**What the task asks**.
When every entry has been read, print each one back exactly.

------------------------------------

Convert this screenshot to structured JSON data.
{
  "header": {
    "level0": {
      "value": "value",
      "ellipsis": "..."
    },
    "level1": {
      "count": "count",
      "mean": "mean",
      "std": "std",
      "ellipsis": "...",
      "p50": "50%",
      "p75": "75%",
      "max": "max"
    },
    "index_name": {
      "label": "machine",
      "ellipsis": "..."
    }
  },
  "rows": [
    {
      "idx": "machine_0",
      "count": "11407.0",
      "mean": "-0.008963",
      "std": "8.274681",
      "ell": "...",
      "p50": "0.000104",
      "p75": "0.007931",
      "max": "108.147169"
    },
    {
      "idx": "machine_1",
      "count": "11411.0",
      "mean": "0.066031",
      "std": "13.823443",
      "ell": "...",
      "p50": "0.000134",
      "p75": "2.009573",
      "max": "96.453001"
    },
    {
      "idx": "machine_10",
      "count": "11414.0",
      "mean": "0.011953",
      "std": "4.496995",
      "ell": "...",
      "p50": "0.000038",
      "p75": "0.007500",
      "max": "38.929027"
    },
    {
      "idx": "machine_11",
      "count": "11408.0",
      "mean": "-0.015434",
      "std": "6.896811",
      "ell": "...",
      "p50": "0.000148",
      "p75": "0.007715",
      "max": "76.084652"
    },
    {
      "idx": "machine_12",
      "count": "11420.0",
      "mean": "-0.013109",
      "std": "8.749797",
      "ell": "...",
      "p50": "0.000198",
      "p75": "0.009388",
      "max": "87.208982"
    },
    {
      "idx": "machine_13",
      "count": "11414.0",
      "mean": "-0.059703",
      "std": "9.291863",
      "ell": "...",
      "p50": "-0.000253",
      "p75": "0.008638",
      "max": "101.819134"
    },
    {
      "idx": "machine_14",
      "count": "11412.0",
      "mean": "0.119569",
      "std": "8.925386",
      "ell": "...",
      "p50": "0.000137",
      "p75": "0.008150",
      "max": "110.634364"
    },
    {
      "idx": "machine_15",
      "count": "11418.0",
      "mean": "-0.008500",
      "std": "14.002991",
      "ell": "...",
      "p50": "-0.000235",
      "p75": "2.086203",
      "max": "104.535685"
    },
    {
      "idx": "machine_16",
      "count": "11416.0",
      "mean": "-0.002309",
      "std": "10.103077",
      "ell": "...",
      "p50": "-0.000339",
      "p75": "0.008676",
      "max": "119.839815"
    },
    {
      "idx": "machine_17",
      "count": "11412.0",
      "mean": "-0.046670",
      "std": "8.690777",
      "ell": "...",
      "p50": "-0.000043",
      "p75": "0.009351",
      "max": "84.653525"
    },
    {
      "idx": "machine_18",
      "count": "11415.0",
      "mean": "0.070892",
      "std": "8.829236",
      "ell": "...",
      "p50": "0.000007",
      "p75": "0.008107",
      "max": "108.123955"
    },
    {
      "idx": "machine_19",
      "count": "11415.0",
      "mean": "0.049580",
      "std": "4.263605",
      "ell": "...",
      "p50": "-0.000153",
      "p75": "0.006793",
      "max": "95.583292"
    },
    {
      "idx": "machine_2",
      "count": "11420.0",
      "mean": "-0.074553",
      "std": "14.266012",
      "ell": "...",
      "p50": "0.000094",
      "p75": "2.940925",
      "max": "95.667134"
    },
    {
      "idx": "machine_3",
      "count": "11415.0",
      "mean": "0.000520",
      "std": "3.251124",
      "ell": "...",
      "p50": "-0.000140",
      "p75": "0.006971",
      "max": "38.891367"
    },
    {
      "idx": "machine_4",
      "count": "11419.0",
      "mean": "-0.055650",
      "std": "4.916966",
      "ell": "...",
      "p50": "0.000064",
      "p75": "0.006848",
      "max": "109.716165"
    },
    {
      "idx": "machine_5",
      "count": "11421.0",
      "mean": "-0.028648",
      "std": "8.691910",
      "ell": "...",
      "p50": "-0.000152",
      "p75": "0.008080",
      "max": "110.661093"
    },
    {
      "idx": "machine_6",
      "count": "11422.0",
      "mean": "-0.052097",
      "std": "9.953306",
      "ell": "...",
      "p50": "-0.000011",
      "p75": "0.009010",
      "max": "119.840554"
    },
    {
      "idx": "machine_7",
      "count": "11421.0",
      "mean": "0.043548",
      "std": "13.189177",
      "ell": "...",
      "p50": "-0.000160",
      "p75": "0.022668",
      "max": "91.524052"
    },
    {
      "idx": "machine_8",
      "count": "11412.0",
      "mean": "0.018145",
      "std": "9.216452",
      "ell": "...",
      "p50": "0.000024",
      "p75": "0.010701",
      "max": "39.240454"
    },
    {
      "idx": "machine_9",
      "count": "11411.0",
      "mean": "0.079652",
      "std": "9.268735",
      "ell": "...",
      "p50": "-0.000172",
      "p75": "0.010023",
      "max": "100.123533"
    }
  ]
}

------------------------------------

**Worked solution**.
Convert this screenshot to structured JSON data.
{
  "header": {
    "level0": {
      "value": "value",
      "ellipsis": "..."
    },
    "level1": {
      "count": "count",
      "mean": "mean",
      "std": "std",
      "ellipsis": "...",
      "p50": "50%",
      "p75": "75%",
      "max": "max"
    },
    "index_name": {
      "label": "machine",
      "ellipsis": "..."
    }
  },
  "rows": [
    {
      "idx": "machine_0",
      "count": "11407.0",
      "mean": "-0.008963",
      "std": "8.274681",
      "ell": "...",
      "p50": "0.000104",
      "p75": "0.007931",
      "max": "108.147169"
    },
    {
      "idx": "machine_1",
      "count": "11411.0",
      "mean": "0.066031",
      "std": "13.823443",
      "ell": "...",
      "p50": "0.000134",
      "p75": "2.009573",
      "max": "96.453001"
    },
    {
      "idx": "machine_10",
      "count": "11414.0",
      "mean": "0.011953",
      "std": "4.496995",
      "ell": "...",
      "p50": "0.000038",
      "p75": "0.007500",
      "max": "38.929027"
    },
    {
      "idx": "machine_11",
      "count": "11408.0",
      "mean": "-0.015434",
      "std": "6.896811",
      "ell": "...",
      "p50": "0.000148",
      "p75": "0.007715",
      "max": "76.084652"
    },
    {
      "idx": "machine_12",
      "count": "11420.0",
      "mean": "-0.013109",
      "std": "8.749797",
      "ell": "...",
      "p50": "0.000198",
      "p75": "0.009388",
      "max": "87.208982"
    },
    {
      "idx": "machine_13",
      "count": "11414.0",
      "mean": "-0.059703",
      "std": "9.291863",
      "ell": "...",
      "p50": "-0.000253",
      "p75": "0.008638",
      "max": "101.819134"
    },
    {
      "idx": "machine_14",
      "count": "11412.0",
      "mean": "0.119569",
      "std": "8.925386",
      "ell": "...",
      "p50": "0.000137",
      "p75": "0.008150",
      "max": "110.634364"
    },
    {
      "idx": "machine_15",
      "count": "11418.0",
      "mean": "-0.008500",
      "std": "14.002991",
      "ell": "...",
      "p50": "-0.000235",
      "p75": "2.086203",
      "max": "104.535685"
    },
    {
      "idx": "machine_16",
      "count": "11416.0",
      "mean": "-0.002309",
      "std": "10.103077",
      "ell": "...",
      "p50": "-0.000339",
      "p75": "0.008676",
      "max": "119.839815"
    },
    {
      "idx": "machine_17",
      "count": "11412.0",
      "mean": "-0.046670",
      "std": "8.690777",
      "ell": "...",
      "p50": "-0.000043",
      "p75": "0.009351",
      "max": "84.653525"
    },
    {
      "idx": "machine_18",
      "count": "11415.0",
      "mean": "0.070892",
      "std": "8.829236",
      "ell": "...",
      "p50": "0.000007",
      "p75": "0.008107",
      "max": "108.123955"
    },
    {
      "idx": "machine_19",
      "count": "11415.0",
      "mean": "0.049580",
      "std": "4.263605",
      "ell": "...",
      "p50": "-0.000153",
      "p75": "0.006793",
      "max": "95.583292"
    },
    {
      "idx": "machine_2",
      "count": "11420.0",
      "mean": "-0.074553",
      "std": "14.266012",
      "ell": "...",
      "p50": "0.000094",
      "p75": "2.940925",
      "max": "95.667134"
    },
    {
      "idx": "machine_3",
      "count": "11415.0",
      "mean": "0.000520",
      "std": "3.251124",
      "ell": "...",
      "p50": "-0.000140",
      "p75": "0.006971",
      "max": "38.891367"
    },
    {
      "idx": "machine_4",
      "count": "11419.0",
      "mean": "-0.055650",
      "std": "4.916966",
      "ell": "...",
      "p50": "0.000064",
      "p75": "0.006848",
      "max": "109.716165"
    },
    {
      "idx": "machine_5",
      "count": "11421.0",
      "mean": "-0.028648",
      "std": "8.691910",
      "ell": "...",
      "p50": "-0.000152",
      "p75": "0.008080",
      "max": "110.661093"
    },
    {
      "idx": "machine_6",
      "count": "11422.0",
      "mean": "-0.052097",
      "std": "9.953306",
      "ell": "...",
      "p50": "-0.000011",
      "p75": "0.009010",
      "max": "119.840554"
    },
    {
      "idx": "machine_7",
      "count": "11421.0",
      "mean": "0.043548",
      "std": "13.189177",
      "ell": "...",
      "p50": "-0.000160",
      "p75": "0.022668",
      "max": "91.524052"
    },
    {
      "idx": "machine_8",
      "count": "11412.0",
      "mean": "0.018145",
      "std": "9.216452",
      "ell": "...",
      "p50": "0.000024",
      "p75": "0.010701",
      "max": "39.240454"
    },
    {
      "idx": "machine_9",
      "count": "11411.0",
      "mean": "0.079652",
      "std": "9.268735",
      "ell": "...",
      "p50": "-0.000172",
      "p75": "0.010023",
      "max": "100.123533"
    }
  ]
}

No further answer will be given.